Each record in the listing below is to be duplicated exactly.

##### Available data

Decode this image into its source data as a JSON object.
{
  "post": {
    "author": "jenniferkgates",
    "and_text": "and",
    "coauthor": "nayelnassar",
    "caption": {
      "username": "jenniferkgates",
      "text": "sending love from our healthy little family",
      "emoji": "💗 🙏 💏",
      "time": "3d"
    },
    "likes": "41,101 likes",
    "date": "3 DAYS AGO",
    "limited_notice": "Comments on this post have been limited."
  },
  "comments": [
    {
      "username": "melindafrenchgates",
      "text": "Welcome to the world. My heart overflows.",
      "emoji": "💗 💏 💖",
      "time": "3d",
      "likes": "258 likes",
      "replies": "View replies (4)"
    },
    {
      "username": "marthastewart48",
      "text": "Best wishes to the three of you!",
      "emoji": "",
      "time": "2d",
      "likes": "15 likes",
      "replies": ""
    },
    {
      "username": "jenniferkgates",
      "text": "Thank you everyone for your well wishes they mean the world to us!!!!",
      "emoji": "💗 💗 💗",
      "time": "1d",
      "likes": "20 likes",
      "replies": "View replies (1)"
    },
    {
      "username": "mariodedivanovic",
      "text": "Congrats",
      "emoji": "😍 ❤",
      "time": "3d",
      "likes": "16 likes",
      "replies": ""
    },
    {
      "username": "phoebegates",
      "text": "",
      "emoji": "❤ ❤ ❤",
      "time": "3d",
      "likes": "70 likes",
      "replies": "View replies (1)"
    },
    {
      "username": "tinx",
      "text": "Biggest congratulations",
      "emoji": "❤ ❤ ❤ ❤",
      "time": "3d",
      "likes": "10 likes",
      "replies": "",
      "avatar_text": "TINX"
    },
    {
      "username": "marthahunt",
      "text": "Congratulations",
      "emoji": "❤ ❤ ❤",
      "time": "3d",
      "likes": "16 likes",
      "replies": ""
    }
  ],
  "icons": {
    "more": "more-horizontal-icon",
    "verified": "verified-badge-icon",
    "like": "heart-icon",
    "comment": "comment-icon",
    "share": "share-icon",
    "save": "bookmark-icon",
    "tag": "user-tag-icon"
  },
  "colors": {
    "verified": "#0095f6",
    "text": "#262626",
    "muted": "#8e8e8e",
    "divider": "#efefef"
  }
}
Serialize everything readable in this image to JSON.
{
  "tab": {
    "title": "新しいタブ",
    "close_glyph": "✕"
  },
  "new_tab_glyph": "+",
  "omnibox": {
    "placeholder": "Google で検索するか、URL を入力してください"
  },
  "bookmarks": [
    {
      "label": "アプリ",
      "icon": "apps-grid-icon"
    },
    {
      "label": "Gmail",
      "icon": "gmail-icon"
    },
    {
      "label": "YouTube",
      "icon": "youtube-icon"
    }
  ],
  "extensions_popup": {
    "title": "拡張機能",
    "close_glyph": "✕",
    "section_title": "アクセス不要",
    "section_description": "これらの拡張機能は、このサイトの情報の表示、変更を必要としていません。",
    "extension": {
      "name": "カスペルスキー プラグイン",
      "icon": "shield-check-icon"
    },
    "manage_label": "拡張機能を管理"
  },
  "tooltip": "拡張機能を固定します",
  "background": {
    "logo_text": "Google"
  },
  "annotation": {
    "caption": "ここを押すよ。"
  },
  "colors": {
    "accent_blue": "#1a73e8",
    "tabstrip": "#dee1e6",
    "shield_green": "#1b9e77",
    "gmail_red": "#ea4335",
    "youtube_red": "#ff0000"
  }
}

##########

» **Task output**
Decode this image into its source data as a JSON object.
{
  "post": {
    "author": "jenniferkgates",
    "and_text": "and",
    "coauthor": "nayelnassar",
    "caption": {
      "username": "jenniferkgates",
      "text": "sending love from our healthy little family",
      "emoji": "💗 🙏 💏",
      "time": "3d"
    },
    "likes": "41,101 likes",
    "date": "3 DAYS AGO",
    "limited_notice": "Comments on this post have been limited."
  },
  "comments": [
    {
      "username": "melindafrenchgates",
      "text": "Welcome to the world. My heart overflows.",
      "emoji": "💗 💏 💖",
      "time": "3d",
      "likes": "258 likes",
      "replies": "View replies (4)"
    },
    {
      "username": "marthastewart48",
      "text": "Best wishes to the three of you!",
      "emoji": "",
      "time": "2d",
      "likes": "15 likes",
      "replies": ""
    },
    {
      "username": "jenniferkgates",
      "text": "Thank you everyone for your well wishes they mean the world to us!!!!",
      "emoji": "💗 💗 💗",
      "time": "1d",
      "likes": "20 likes",
      "replies": "View replies (1)"
    },
    {
      "username": "mariodedivanovic",
      "text": "Congrats",
      "emoji": "😍 ❤",
      "time": "3d",
      "likes": "16 likes",
      "replies": ""
    },
    {
      "username": "phoebegates",
      "text": "",
      "emoji": "❤ ❤ ❤",
      "time": "3d",
      "likes": "70 likes",
      "replies": "View replies (1)"
    },
    {
      "username": "tinx",
      "text": "Biggest congratulations",
      "emoji": "❤ ❤ ❤ ❤",
      "time": "3d",
      "likes": "10 likes",
      "replies": "",
      "avatar_text": "TINX"
    },
    {
      "username": "marthahunt",
      "text": "Congratulations",
      "emoji": "❤ ❤ ❤",
      "time": "3d",
      "likes": "16 likes",
      "replies": ""
    }
  ],
  "icons": {
    "more": "more-horizontal-icon",
    "verified": "verified-badge-icon",
    "like": "heart-icon",
    "comment": "comment-icon",
    "share": "share-icon",
    "save": "bookmark-icon",
    "tag": "user-tag-icon"
  },
  "colors": {
    "verified": "#0095f6",
    "text": "#262626",
    "muted": "#8e8e8e",
    "divider": "#efefef"
  }
}
Serialize everything readable in this image to JSON.
{
  "tab": {
    "title": "新しいタブ",
    "close_glyph": "✕"
  },
  "new_tab_glyph": "+",
  "omnibox": {
    "placeholder": "Google で検索するか、URL を入力してください"
  },
  "bookmarks": [
    {
      "label": "アプリ",
      "icon": "apps-grid-icon"
    },
    {
      "label": "Gmail",
      "icon": "gmail-icon"
    },
    {
      "label": "YouTube",
      "icon": "youtube-icon"
    }
  ],
  "extensions_popup": {
    "title": "拡張機能",
    "close_glyph": "✕",
    "section_title": "アクセス不要",
    "section_description": "これらの拡張機能は、このサイトの情報の表示、変更を必要としていません。",
    "extension": {
      "name": "カスペルスキー プラグイン",
      "icon": "shield-check-icon"
    },
    "manage_label": "拡張機能を管理"
  },
  "tooltip": "拡張機能を固定します",
  "background": {
    "logo_text": "Google"
  },
  "annotation": {
    "caption": "ここを押すよ。"
  },
  "colors": {
    "accent_blue": "#1a73e8",
    "tabstrip": "#dee1e6",
    "shield_green": "#1b9e77",
    "gmail_red": "#ea4335",
    "youtube_red": "#ff0000"
  }
}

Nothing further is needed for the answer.